The backpack was found by three city sanitation workers 40 minutes before the parade was to begin, on a metal bench at the intersection of Washington Street and Main Avenue, across from Auntie's Bookstore. Police rerouted the parade, which concluded without incident.
Behind the bench is a pair of short concrete walls that form an L-shape that Harrill said would have concentrated a blast toward the crowd.
Harrill said the vigilance and quick action of the sanitation workers likely saved lives.
Drawn to the area
In the 30 years between the Aryan church bombing and the attempted bombing in Spokane, groups and individuals with ties to the Aryan Nations, the Ku Klux Klan and other hate groups have clustered in this remote corner of the Pacific Northwest, many attracted by Butler and his effort to create an Aryan homeland.
Others came "for the remoteness. For the 'live-and-let-live' attitude," said retired journalist Bill Morlin, who as a reporter at the Spokane Spokesman-Review newspaper covered Butler and the Northwest Christian Identity movement from Butler's immigration from California in the mid-1970s until his death at 89 in 2004.
Morlin is skeptical of any explanation for the bomb that doesn't involve Aryans, other hate groups or anti-government extremists — or perhaps a "lone wolf" sharing those views but operating independently.
"Given the day, the parade route, where the bomb was placed, nothing else makes sense," he said.
The Idaho Panhandle and the northeastern-most corner of Washington have spawned some of the movement's most violent followers. Butler's compound was a melting pot for hate groups, and he held a yearly "congress" on Adolf Hitler's birthday that sometimes attracted hundreds.

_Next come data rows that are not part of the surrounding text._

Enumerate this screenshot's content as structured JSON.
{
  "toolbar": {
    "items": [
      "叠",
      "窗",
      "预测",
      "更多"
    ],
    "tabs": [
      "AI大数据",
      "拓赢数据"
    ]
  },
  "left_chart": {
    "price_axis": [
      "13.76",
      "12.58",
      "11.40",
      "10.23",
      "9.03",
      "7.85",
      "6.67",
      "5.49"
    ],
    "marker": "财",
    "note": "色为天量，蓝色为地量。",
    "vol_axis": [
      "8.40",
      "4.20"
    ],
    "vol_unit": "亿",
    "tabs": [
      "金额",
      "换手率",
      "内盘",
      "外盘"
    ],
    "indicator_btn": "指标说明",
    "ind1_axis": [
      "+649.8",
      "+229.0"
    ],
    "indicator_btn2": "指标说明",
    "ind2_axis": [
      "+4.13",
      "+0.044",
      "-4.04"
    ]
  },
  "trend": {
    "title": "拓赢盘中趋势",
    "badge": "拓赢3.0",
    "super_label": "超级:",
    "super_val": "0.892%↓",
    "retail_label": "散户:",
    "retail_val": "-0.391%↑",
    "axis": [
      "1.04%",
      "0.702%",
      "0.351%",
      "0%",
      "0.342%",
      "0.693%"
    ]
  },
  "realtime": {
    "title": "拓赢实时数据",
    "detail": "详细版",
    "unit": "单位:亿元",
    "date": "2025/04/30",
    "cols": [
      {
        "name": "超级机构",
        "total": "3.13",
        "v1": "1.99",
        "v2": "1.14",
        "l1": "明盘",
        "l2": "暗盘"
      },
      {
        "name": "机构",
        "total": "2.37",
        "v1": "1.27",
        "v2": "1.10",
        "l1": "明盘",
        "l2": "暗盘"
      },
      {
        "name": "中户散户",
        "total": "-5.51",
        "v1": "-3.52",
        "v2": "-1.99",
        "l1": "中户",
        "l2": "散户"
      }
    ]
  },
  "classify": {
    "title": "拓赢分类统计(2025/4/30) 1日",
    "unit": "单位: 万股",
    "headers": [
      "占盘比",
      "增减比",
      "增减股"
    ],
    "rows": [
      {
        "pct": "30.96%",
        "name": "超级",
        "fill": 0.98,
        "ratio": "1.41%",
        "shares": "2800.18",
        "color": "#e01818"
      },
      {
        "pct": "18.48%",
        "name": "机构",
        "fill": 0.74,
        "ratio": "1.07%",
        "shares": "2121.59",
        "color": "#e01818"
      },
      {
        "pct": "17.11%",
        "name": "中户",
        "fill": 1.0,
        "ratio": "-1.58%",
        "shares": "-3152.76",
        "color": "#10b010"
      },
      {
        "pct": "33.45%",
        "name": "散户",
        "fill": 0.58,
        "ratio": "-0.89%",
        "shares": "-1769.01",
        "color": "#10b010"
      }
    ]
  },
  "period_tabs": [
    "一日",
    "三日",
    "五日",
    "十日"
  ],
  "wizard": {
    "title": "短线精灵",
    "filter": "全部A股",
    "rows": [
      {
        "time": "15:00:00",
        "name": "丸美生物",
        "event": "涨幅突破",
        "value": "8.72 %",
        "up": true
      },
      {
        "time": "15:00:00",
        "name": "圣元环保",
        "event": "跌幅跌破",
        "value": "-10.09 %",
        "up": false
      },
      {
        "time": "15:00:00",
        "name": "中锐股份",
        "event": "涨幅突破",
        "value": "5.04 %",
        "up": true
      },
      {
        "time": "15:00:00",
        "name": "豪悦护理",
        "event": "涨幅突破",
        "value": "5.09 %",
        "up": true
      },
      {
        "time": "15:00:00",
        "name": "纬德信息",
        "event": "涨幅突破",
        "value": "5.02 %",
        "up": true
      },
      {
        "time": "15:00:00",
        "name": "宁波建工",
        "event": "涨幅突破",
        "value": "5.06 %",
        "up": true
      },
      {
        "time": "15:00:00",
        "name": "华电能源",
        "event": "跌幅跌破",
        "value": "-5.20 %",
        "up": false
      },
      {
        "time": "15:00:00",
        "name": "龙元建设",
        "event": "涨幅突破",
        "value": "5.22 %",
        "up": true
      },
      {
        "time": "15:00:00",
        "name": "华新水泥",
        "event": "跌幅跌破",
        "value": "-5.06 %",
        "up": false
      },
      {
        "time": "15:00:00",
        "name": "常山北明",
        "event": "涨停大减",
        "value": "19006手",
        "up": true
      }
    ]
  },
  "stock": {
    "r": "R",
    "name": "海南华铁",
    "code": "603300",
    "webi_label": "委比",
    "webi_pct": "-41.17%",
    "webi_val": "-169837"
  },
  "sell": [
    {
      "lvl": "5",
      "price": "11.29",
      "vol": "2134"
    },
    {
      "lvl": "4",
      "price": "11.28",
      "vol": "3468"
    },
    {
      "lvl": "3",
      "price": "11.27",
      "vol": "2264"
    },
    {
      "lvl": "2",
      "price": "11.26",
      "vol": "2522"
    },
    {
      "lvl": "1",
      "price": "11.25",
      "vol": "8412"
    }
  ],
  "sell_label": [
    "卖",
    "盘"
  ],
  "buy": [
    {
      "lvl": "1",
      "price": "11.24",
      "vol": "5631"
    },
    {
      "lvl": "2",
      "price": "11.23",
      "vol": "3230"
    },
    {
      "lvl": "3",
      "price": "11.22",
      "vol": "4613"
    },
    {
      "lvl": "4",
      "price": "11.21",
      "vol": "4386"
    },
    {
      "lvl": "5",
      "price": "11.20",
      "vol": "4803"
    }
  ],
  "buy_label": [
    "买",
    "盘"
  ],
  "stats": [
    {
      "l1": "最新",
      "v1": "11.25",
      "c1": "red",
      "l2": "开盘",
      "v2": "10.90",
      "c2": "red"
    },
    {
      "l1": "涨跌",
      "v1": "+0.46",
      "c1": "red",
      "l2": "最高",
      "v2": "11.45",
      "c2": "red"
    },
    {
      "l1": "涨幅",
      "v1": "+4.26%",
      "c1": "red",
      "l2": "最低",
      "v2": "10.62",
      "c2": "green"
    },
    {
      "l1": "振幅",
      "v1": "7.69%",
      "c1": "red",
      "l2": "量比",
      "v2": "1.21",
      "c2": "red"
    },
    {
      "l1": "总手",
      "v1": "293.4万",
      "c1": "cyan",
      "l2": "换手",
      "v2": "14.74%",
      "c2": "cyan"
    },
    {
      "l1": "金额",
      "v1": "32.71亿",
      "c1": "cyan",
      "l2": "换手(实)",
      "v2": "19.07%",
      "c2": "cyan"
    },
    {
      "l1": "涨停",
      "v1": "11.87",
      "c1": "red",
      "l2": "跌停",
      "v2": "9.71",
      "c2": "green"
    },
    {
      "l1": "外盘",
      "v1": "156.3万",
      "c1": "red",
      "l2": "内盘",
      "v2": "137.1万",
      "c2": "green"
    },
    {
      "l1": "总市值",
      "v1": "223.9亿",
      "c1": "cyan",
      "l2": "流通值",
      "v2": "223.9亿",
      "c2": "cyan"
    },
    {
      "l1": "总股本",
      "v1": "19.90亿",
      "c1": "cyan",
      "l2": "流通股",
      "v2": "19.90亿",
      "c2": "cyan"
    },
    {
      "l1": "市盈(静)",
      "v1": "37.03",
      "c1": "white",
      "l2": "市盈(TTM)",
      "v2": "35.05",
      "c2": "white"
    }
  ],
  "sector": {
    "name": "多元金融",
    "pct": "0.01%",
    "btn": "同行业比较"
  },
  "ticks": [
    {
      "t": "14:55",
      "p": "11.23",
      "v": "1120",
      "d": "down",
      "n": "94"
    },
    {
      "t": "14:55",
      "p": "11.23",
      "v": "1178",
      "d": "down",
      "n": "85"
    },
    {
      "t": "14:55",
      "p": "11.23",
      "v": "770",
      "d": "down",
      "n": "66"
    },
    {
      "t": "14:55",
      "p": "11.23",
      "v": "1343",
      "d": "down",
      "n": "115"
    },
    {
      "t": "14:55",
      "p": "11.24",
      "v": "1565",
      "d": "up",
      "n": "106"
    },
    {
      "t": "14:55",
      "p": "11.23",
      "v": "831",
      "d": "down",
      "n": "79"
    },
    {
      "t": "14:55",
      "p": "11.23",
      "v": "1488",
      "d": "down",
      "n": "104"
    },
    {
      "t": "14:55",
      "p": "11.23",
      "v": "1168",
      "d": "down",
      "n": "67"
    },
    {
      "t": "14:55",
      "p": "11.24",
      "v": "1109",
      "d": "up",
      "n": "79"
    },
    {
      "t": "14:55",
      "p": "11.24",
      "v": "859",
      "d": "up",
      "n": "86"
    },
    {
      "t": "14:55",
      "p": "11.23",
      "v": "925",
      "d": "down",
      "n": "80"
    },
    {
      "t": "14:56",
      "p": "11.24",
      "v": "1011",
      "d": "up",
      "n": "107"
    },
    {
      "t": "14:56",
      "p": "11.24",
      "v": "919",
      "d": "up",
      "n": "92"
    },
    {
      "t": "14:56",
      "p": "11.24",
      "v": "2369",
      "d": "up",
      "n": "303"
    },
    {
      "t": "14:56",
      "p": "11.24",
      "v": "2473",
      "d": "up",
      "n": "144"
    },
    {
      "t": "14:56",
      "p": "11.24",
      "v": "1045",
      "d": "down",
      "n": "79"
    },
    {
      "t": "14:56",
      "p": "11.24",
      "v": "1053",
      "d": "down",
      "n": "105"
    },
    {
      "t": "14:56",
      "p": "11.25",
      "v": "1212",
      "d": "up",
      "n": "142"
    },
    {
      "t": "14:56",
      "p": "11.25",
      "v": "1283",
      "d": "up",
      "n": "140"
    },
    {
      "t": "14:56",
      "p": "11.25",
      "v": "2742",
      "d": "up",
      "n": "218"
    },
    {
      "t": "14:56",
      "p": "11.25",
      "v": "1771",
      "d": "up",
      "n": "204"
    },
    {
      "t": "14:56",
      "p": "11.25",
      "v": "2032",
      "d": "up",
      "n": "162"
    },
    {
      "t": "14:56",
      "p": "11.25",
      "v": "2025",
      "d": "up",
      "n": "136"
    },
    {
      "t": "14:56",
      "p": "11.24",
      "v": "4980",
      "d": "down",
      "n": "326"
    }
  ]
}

The Aryan compound was the breeding ground for Robert Mathews and the Order, a neo-Nazi "silent brotherhood" whose members trained at his farm in Metaline, Pend Oreille County, about 94 miles north of Spokane. Throughout the early 1980s, its members robbed banks and armored cars in hopes of funding violent white revolution, netting $4 million in one robbery alone. The Order also took responsibility for the 1983 murder of Denver radio host Alan Berg, who was Jewish.
Mathews died in a fiery shootout with U.S. marshals and the FBI at his Whidbey Island cabin in 1984.
Burford Furrow, who in 1999 killed a postal worker and then opened fire in a Los Angeles Jewish community day-care center, was a former security lieutenant for Butler. He lived for years in Western Washington, and at one point was married to Debra Mathews, Robert Mathews' widow.
In 1996, a small group of Christian Identity followers set off pipe bombs at The Spokesman-Review offices and a Spokane Planned Parenthood office. They also robbed the same bank twice before they were caught. They claimed alliance to a particularly violent credo of Christian Identity, the "Phineas Priesthood."
Mike Carter: 206-464-3706 or firstname.lastname@example.org
Seattle Times news researcher Miyoko Wolf contributed to this report, which includes information from Times archives.
Sam and Sara Lucchese create handmade pasta out of their kitchen-garage adjacent to their Ballard home. Here, they illustrate the final steps in making pappardelle pasta.
(The Associated Press) Fuel rules get support A Consumer Federation of America survey conducted in April found that a large majority of Americans R...
Post a comment